Hannah makes a lot of poor decisions in this book, mostly because of her desire to live up to other people's expectations, and she wrestles with guilt over using her landlord's apartment for her semi-illegal business venture.  But in spite of her mistakes, Hannah eventually learns to take charge of her own life.  This is a great book about growing up and finding your own path.   Being from the northern Illinois, I had an entirely different idea of supper clubs, a term which also refers to rural(ish) Midwest dining establishments with cocktails and very large portions.  However, it was interesting to learn about these clandestine dining clubs and the food sounded a lot better!  There are lots of drool worthy dishes in this book including a grilled cheese sandwich with smoked gouda and caramelized Asian pears and deep fried turkey leg confit.  Recipes are included at the end of the book. 

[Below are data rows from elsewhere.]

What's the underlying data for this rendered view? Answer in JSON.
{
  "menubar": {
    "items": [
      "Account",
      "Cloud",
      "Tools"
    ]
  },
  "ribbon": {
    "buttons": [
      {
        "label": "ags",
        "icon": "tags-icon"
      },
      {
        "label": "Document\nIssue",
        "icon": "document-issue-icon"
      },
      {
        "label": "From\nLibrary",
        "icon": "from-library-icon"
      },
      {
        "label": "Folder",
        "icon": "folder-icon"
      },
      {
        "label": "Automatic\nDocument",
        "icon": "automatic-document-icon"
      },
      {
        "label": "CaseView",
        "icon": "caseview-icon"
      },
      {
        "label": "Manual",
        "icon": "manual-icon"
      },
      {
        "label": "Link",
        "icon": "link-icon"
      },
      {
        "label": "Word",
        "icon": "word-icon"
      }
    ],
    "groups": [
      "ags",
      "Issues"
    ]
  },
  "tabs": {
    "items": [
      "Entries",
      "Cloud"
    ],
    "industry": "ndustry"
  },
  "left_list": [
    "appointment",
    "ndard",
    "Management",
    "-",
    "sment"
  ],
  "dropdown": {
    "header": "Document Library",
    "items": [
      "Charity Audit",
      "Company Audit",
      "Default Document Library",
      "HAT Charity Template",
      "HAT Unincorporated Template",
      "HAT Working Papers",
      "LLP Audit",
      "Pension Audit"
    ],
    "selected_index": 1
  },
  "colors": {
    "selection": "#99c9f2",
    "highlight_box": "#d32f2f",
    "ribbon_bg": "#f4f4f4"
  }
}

Monday, June 3, 2013

Summer reading starts today!

Adults! Teens! Kids! Stop by the Dundee Library or Randall Oaks Branch to sign up for this year's summer reading program Have Book - Will Travel, which runs through Saturday, July 13.
Sign up at the Information Desk or Randall Oaks Branch Library. Read four books between now and Saturday, July 13 to be entered into the grand prize drawing for a $100 Target gift card. We will also have additional prize drawings at the end of summer reading for a variety of Book Bundles grouped by genre, some including autographed copies. Plus, fill out Recommended Read entries to be entered into weekly drawings for $10 Target gift cards.

Sign up at the Information Desk or Randall Oaks Branch. Grades 6-8 are required to read 720 minutes (12 hours) and grades 9-12 are required to read 1200 minutes (20 hours) to earn a paperback book. At the halfway mark, teens earn a halfway prize. Teens may also fill out Recommended Read entries to be entered into weekly gift card drawings for $10 Target gift cards. Visit the Teen page or blog for lots of reading lists and recommendations, or follow DundeeReads on BiblioCommons!

Sign up in the Children's Department or at Randall Oaks. Earn prizes and tickets for the drawings by doing your weekly reading, visiting the library, having or getting a library card, attending programs, and more. When you finish reading the number of minutes for your age group, you earn a free book. Visit the Children's page to see all the fun programs we have scheduled for the summer.